=== Begin Enclosure ===

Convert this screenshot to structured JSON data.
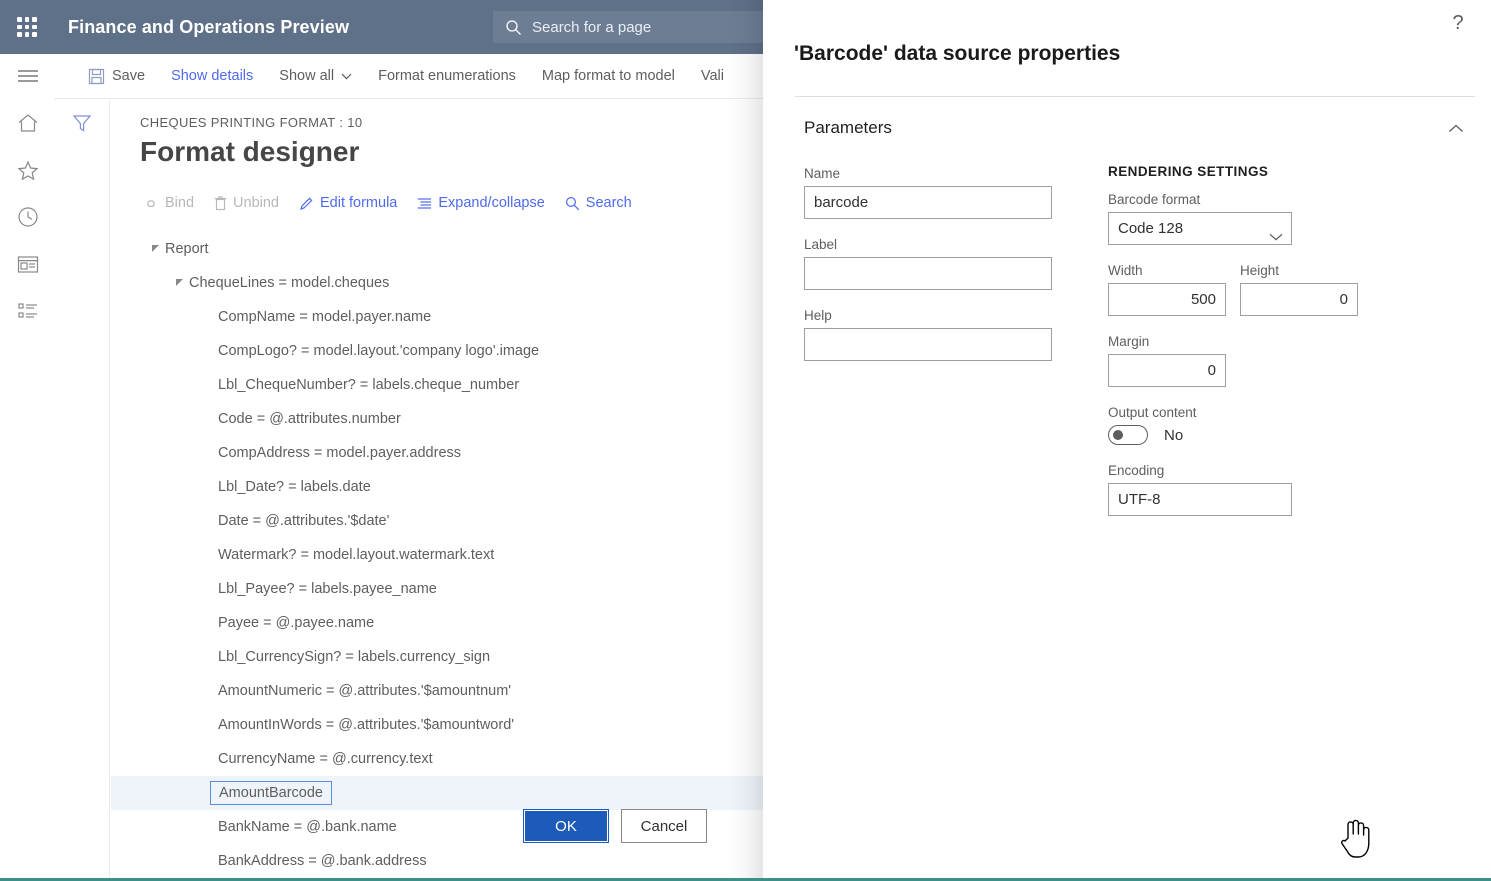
{
  "topnav": {
    "waffle_icon": "waffle-grid-icon",
    "app_title": "Finance and Operations Preview",
    "search": {
      "icon": "search-icon",
      "placeholder": "Search for a page",
      "value": ""
    }
  },
  "rail": {
    "items": [
      {
        "icon": "hamburger-menu-icon",
        "name": "navigation-menu"
      },
      {
        "icon": "home-icon",
        "name": "home"
      },
      {
        "icon": "star-icon",
        "name": "favorites"
      },
      {
        "icon": "clock-icon",
        "name": "recent"
      },
      {
        "icon": "workspace-icon",
        "name": "workspaces"
      },
      {
        "icon": "list-icon",
        "name": "modules"
      }
    ]
  },
  "commandbar": {
    "items": [
      {
        "label": "Save",
        "icon": "save-icon",
        "style": "plain",
        "caret": false
      },
      {
        "label": "Show details",
        "icon": "",
        "style": "link",
        "caret": false
      },
      {
        "label": "Show all",
        "icon": "",
        "style": "plain",
        "caret": true
      },
      {
        "label": "Format enumerations",
        "icon": "",
        "style": "plain",
        "caret": false
      },
      {
        "label": "Map format to model",
        "icon": "",
        "style": "plain",
        "caret": false
      },
      {
        "label": "Vali",
        "icon": "",
        "style": "plain",
        "caret": false
      }
    ]
  },
  "filterstrip": {
    "icon": "filter-funnel-icon"
  },
  "page": {
    "breadcrumb": "CHEQUES PRINTING FORMAT : 10",
    "title": "Format designer",
    "subtoolbar": [
      {
        "label": "Bind",
        "icon": "bind-link-icon",
        "disabled": true
      },
      {
        "label": "Unbind",
        "icon": "unbind-trash-icon",
        "disabled": true
      },
      {
        "label": "Edit formula",
        "icon": "pencil-icon",
        "disabled": false
      },
      {
        "label": "Expand/collapse",
        "icon": "expand-collapse-icon",
        "disabled": false
      },
      {
        "label": "Search",
        "icon": "search-icon",
        "disabled": false
      }
    ],
    "tree": [
      {
        "label": "Report",
        "level": 0,
        "twisty": "expanded",
        "selected": false
      },
      {
        "label": "ChequeLines = model.cheques",
        "level": 1,
        "twisty": "expanded",
        "selected": false
      },
      {
        "label": "CompName = model.payer.name",
        "level": 2,
        "twisty": "none",
        "selected": false
      },
      {
        "label": "CompLogo? = model.layout.'company logo'.image",
        "level": 2,
        "twisty": "none",
        "selected": false
      },
      {
        "label": "Lbl_ChequeNumber? = labels.cheque_number",
        "level": 2,
        "twisty": "none",
        "selected": false
      },
      {
        "label": "Code = @.attributes.number",
        "level": 2,
        "twisty": "none",
        "selected": false
      },
      {
        "label": "CompAddress = model.payer.address",
        "level": 2,
        "twisty": "none",
        "selected": false
      },
      {
        "label": "Lbl_Date? = labels.date",
        "level": 2,
        "twisty": "none",
        "selected": false
      },
      {
        "label": "Date = @.attributes.'$date'",
        "level": 2,
        "twisty": "none",
        "selected": false
      },
      {
        "label": "Watermark? = model.layout.watermark.text",
        "level": 2,
        "twisty": "none",
        "selected": false
      },
      {
        "label": "Lbl_Payee? = labels.payee_name",
        "level": 2,
        "twisty": "none",
        "selected": false
      },
      {
        "label": "Payee = @.payee.name",
        "level": 2,
        "twisty": "none",
        "selected": false
      },
      {
        "label": "Lbl_CurrencySign? = labels.currency_sign",
        "level": 2,
        "twisty": "none",
        "selected": false
      },
      {
        "label": "AmountNumeric = @.attributes.'$amountnum'",
        "level": 2,
        "twisty": "none",
        "selected": false
      },
      {
        "label": "AmountInWords = @.attributes.'$amountword'",
        "level": 2,
        "twisty": "none",
        "selected": false
      },
      {
        "label": "CurrencyName = @.currency.text",
        "level": 2,
        "twisty": "none",
        "selected": false
      },
      {
        "label": "AmountBarcode",
        "level": 2,
        "twisty": "none",
        "selected": true
      },
      {
        "label": "BankName = @.bank.name",
        "level": 2,
        "twisty": "none",
        "selected": false
      },
      {
        "label": "BankAddress = @.bank.address",
        "level": 2,
        "twisty": "none",
        "selected": false
      }
    ]
  },
  "panel": {
    "help_icon": "question-mark-icon",
    "title": "'Barcode' data source properties",
    "section": {
      "title": "Parameters",
      "collapse_icon": "chevron-up-icon",
      "expanded": true
    },
    "fields": {
      "name_label": "Name",
      "name_value": "barcode",
      "label_label": "Label",
      "label_value": "",
      "help_label": "Help",
      "help_value": ""
    },
    "rendering": {
      "group_title": "RENDERING SETTINGS",
      "barcode_format_label": "Barcode format",
      "barcode_format_value": "Code 128",
      "barcode_format_options": [
        "Code 128"
      ],
      "width_label": "Width",
      "width_value": "500",
      "height_label": "Height",
      "height_value": "0",
      "margin_label": "Margin",
      "margin_value": "0",
      "output_content_label": "Output content",
      "output_content_value": "No",
      "output_content_on": false,
      "encoding_label": "Encoding",
      "encoding_value": "UTF-8"
    },
    "footer": {
      "ok_label": "OK",
      "cancel_label": "Cancel"
    }
  },
  "colors": {
    "nav_background": "#5f7089",
    "nav_search_background": "#6d7d94",
    "accent_link": "#4f6bed",
    "primary_button": "#1c5bba",
    "selection_row": "#eff4fb",
    "selection_border": "#5b8de0",
    "bottom_rule": "#3d8f8a"
  }
}
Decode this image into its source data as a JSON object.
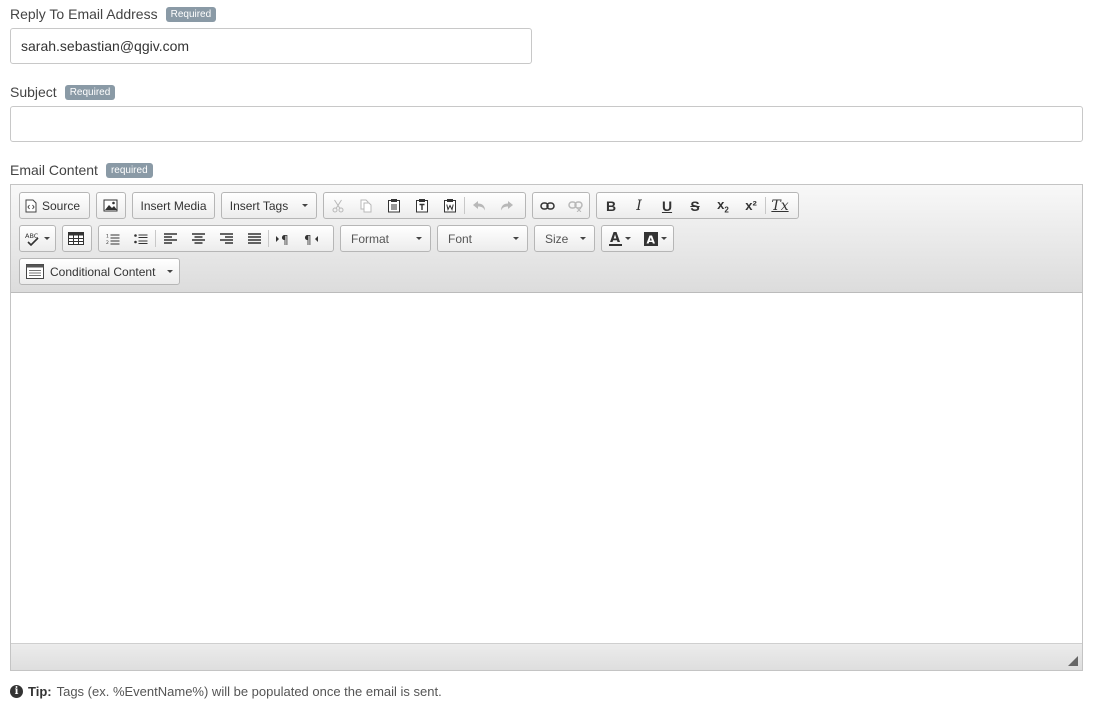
{
  "reply_to": {
    "label": "Reply To Email Address",
    "badge": "Required",
    "value": "sarah.sebastian@qgiv.com"
  },
  "subject": {
    "label": "Subject",
    "badge": "Required",
    "value": ""
  },
  "email_content": {
    "label": "Email Content",
    "badge": "required"
  },
  "toolbar": {
    "source_label": "Source",
    "insert_media_label": "Insert Media",
    "insert_tags_label": "Insert Tags",
    "format_label": "Format",
    "font_label": "Font",
    "size_label": "Size",
    "conditional_content_label": "Conditional Content",
    "superscript_label": "x²",
    "clear_format_label": "Tx"
  },
  "tip": {
    "label": "Tip:",
    "text": "Tags (ex. %EventName%) will be populated once the email is sent."
  },
  "colors": {
    "badge": "#8a9aa6",
    "disabled_icon": "#b8b8b8"
  }
}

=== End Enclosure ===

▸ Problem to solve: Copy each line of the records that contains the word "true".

▸ Expected answer:
        "caret": true
        "disabled": true
        "disabled": true
        "selected": true
      "expanded": true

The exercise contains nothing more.